* _Work request_:
Will you write out, word for word, every line from the one with "Serialize everything readable" to the final line of the data below, with the pictures left out?

* _Interface dataset entries_:
:::::

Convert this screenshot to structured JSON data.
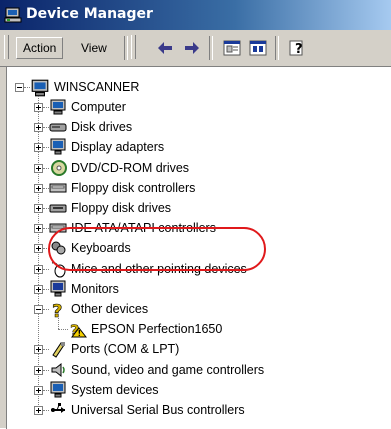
{
  "window": {
    "title": "Device Manager",
    "title_icon": "device-manager-icon"
  },
  "toolbar": {
    "action_label": "Action",
    "view_label": "View",
    "icons": [
      "back-arrow-icon",
      "forward-arrow-icon",
      "properties-icon",
      "scan-icon",
      "help-icon"
    ]
  },
  "tree": {
    "root": "WINSCANNER",
    "categories": [
      {
        "label": "Computer",
        "icon": "computer-icon",
        "expanded": false
      },
      {
        "label": "Disk drives",
        "icon": "disk-drive-icon",
        "expanded": false
      },
      {
        "label": "Display adapters",
        "icon": "display-adapter-icon",
        "expanded": false
      },
      {
        "label": "DVD/CD-ROM drives",
        "icon": "cdrom-icon",
        "expanded": false
      },
      {
        "label": "Floppy disk controllers",
        "icon": "floppy-controller-icon",
        "expanded": false
      },
      {
        "label": "Floppy disk drives",
        "icon": "floppy-drive-icon",
        "expanded": false
      },
      {
        "label": "IDE ATA/ATAPI controllers",
        "icon": "ide-controller-icon",
        "expanded": false
      },
      {
        "label": "Keyboards",
        "icon": "keyboard-icon",
        "expanded": false
      },
      {
        "label": "Mice and other pointing devices",
        "icon": "mouse-icon",
        "expanded": false
      },
      {
        "label": "Monitors",
        "icon": "monitor-icon",
        "expanded": false
      },
      {
        "label": "Other devices",
        "icon": "unknown-device-icon",
        "expanded": true,
        "children": [
          {
            "label": "EPSON Perfection1650",
            "icon": "warning-device-icon"
          }
        ]
      },
      {
        "label": "Ports (COM & LPT)",
        "icon": "port-icon",
        "expanded": false
      },
      {
        "label": "Sound, video and game controllers",
        "icon": "sound-icon",
        "expanded": false
      },
      {
        "label": "System devices",
        "icon": "system-device-icon",
        "expanded": false
      },
      {
        "label": "Universal Serial Bus controllers",
        "icon": "usb-icon",
        "expanded": false
      }
    ]
  },
  "colors": {
    "title_start": "#0a246a",
    "title_end": "#a6caf0",
    "highlight_ring": "#e0191b",
    "face": "#d4d0c8"
  }
}
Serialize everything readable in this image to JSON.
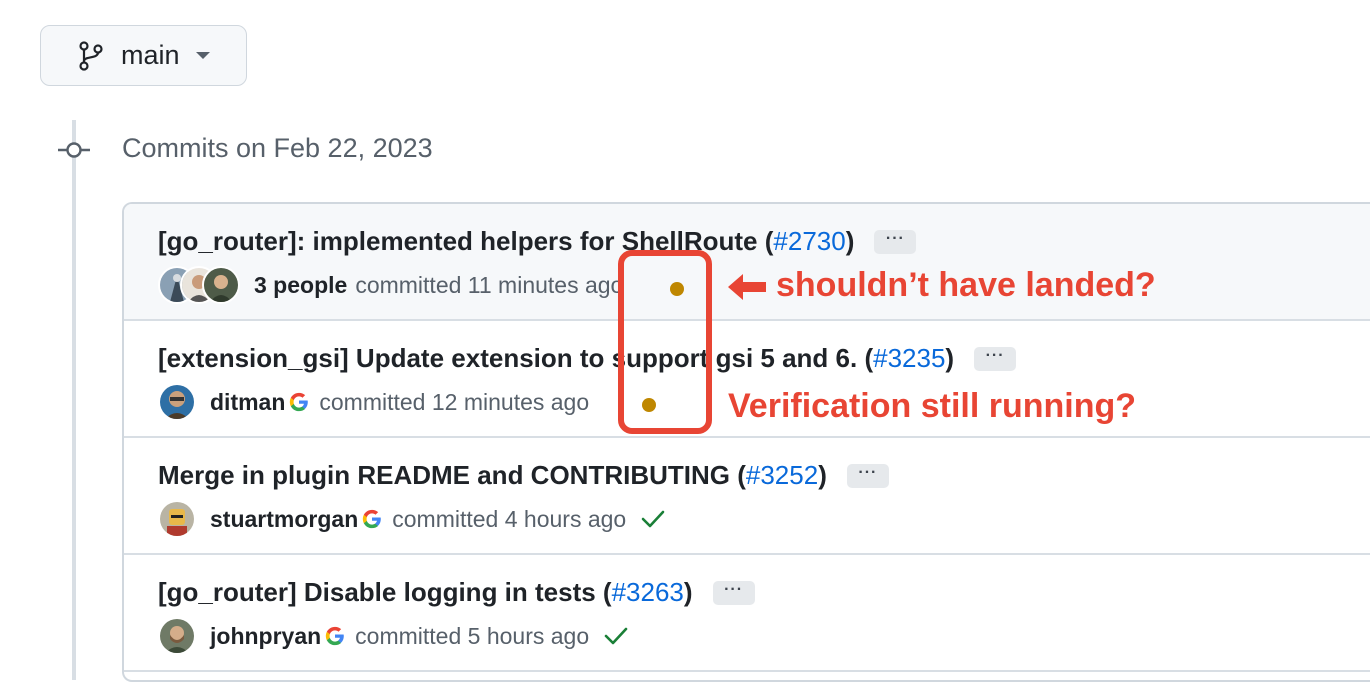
{
  "branch": {
    "name": "main"
  },
  "commit_group": {
    "heading": "Commits on Feb 22, 2023"
  },
  "commits": [
    {
      "title": "[go_router]: implemented helpers for ShellRoute (",
      "pr": "#2730",
      "title_suffix": ")",
      "more_label": "···",
      "author": "3 people",
      "action": "committed 11 minutes ago",
      "status": "pending"
    },
    {
      "title": "[extension_gsi] Update extension to support gsi 5 and 6. (",
      "pr": "#3235",
      "title_suffix": ")",
      "more_label": "···",
      "author": "ditman",
      "action": "committed 12 minutes ago",
      "status": "pending"
    },
    {
      "title": "Merge in plugin README and CONTRIBUTING (",
      "pr": "#3252",
      "title_suffix": ")",
      "more_label": "···",
      "author": "stuartmorgan",
      "action": "committed 4 hours ago",
      "status": "success"
    },
    {
      "title": "[go_router] Disable logging in tests (",
      "pr": "#3263",
      "title_suffix": ")",
      "more_label": "···",
      "author": "johnpryan",
      "action": "committed 5 hours ago",
      "status": "success"
    }
  ],
  "annotations": {
    "first": "shouldn’t have landed?",
    "second": "Verification still running?"
  },
  "colors": {
    "pending": "#bf8700",
    "success": "#1a7f37",
    "annotation": "#e84534",
    "link": "#0969da"
  }
}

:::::

* _The completed task_:
Serialize everything readable in this image to JSON.
{
  "branch": {
    "name": "main"
  },
  "commit_group": {
    "heading": "Commits on Feb 22, 2023"
  },
  "commits": [
    {
      "title": "[go_router]: implemented helpers for ShellRoute (",
      "pr": "#2730",
      "title_suffix": ")",
      "more_label": "···",
      "author": "3 people",
      "action": "committed 11 minutes ago",
      "status": "pending"
    },
    {
      "title": "[extension_gsi] Update extension to support gsi 5 and 6. (",
      "pr": "#3235",
      "title_suffix": ")",
      "more_label": "···",
      "author": "ditman",
      "action": "committed 12 minutes ago",
      "status": "pending"
    },
    {
      "title": "Merge in plugin README and CONTRIBUTING (",
      "pr": "#3252",
      "title_suffix": ")",
      "more_label": "···",
      "author": "stuartmorgan",
      "action": "committed 4 hours ago",
      "status": "success"
    },
    {
      "title": "[go_router] Disable logging in tests (",
      "pr": "#3263",
      "title_suffix": ")",
      "more_label": "···",
      "author": "johnpryan",
      "action": "committed 5 hours ago",
      "status": "success"
    }
  ],
  "annotations": {
    "first": "shouldn’t have landed?",
    "second": "Verification still running?"
  },
  "colors": {
    "pending": "#bf8700",
    "success": "#1a7f37",
    "annotation": "#e84534",
    "link": "#0969da"
  }
}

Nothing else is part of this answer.